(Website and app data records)
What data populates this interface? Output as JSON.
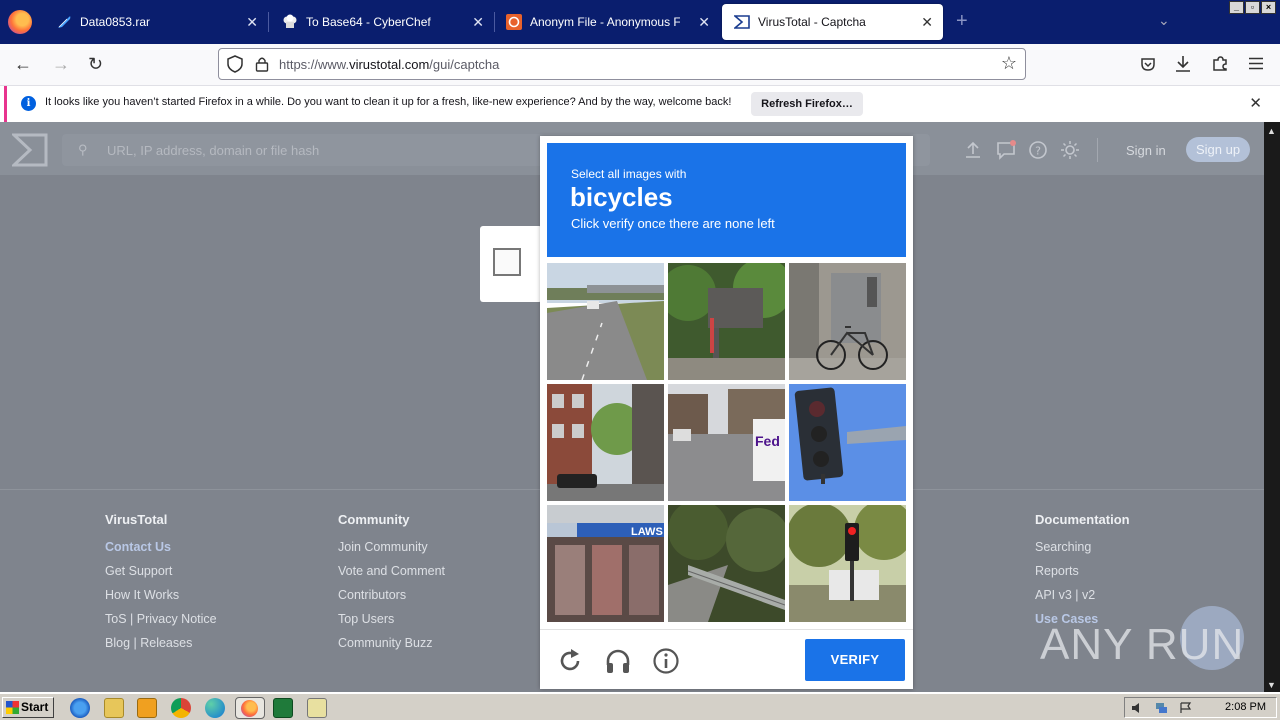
{
  "browser": {
    "tabs": [
      {
        "label": "Data0853.rar",
        "icon": "rar-feather-icon"
      },
      {
        "label": "To Base64 - CyberChef",
        "icon": "chef-hat-icon"
      },
      {
        "label": "Anonym File - Anonymous File Uplo",
        "icon": "anonymfile-icon"
      },
      {
        "label": "VirusTotal - Captcha",
        "icon": "virustotal-icon"
      }
    ],
    "window_controls": [
      "_",
      "▫",
      "×"
    ],
    "url_host": "https://www.",
    "url_domain": "virustotal.com",
    "url_path": "/gui/captcha"
  },
  "notification": {
    "message": "It looks like you haven’t started Firefox in a while. Do you want to clean it up for a fresh, like-new experience? And by the way, welcome back!",
    "button": "Refresh Firefox…"
  },
  "virustotal": {
    "search_placeholder": "URL, IP address, domain or file hash",
    "sign_in": "Sign in",
    "sign_up": "Sign up"
  },
  "captcha": {
    "line1": "Select all images with",
    "target": "bicycles",
    "line3": "Click verify once there are none left",
    "verify": "VERIFY",
    "tiles": [
      "highway-road",
      "overpass-trees",
      "bicycle-by-building",
      "brick-apartment-street",
      "street-fedex-van",
      "traffic-light-blue-sky",
      "lawson-storefront",
      "guardrail-road",
      "traffic-light-trees"
    ]
  },
  "footer": {
    "columns": [
      {
        "heading": "VirusTotal",
        "links": [
          "Contact Us",
          "Get Support",
          "How It Works",
          "ToS | Privacy Notice",
          "Blog | Releases"
        ]
      },
      {
        "heading": "Community",
        "links": [
          "Join Community",
          "Vote and Comment",
          "Contributors",
          "Top Users",
          "Community Buzz"
        ]
      },
      {
        "heading": "Documentation",
        "links": [
          "Searching",
          "Reports",
          "API v3 | v2",
          "Use Cases"
        ]
      }
    ]
  },
  "watermark": "ANY RUN",
  "taskbar": {
    "start": "Start",
    "clock": "2:08 PM"
  },
  "colors": {
    "accent": "#1a73e8",
    "tabbar": "#0a1e6e",
    "overlay_gray": "#7f848d"
  }
}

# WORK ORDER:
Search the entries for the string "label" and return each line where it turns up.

# ANSWER BOX:
        "label": "Data0853.rar",
        "label": "To Base64 - CyberChef",
        "label": "Anonym File - Anonymous File Uplo",
        "label": "VirusTotal - Captcha",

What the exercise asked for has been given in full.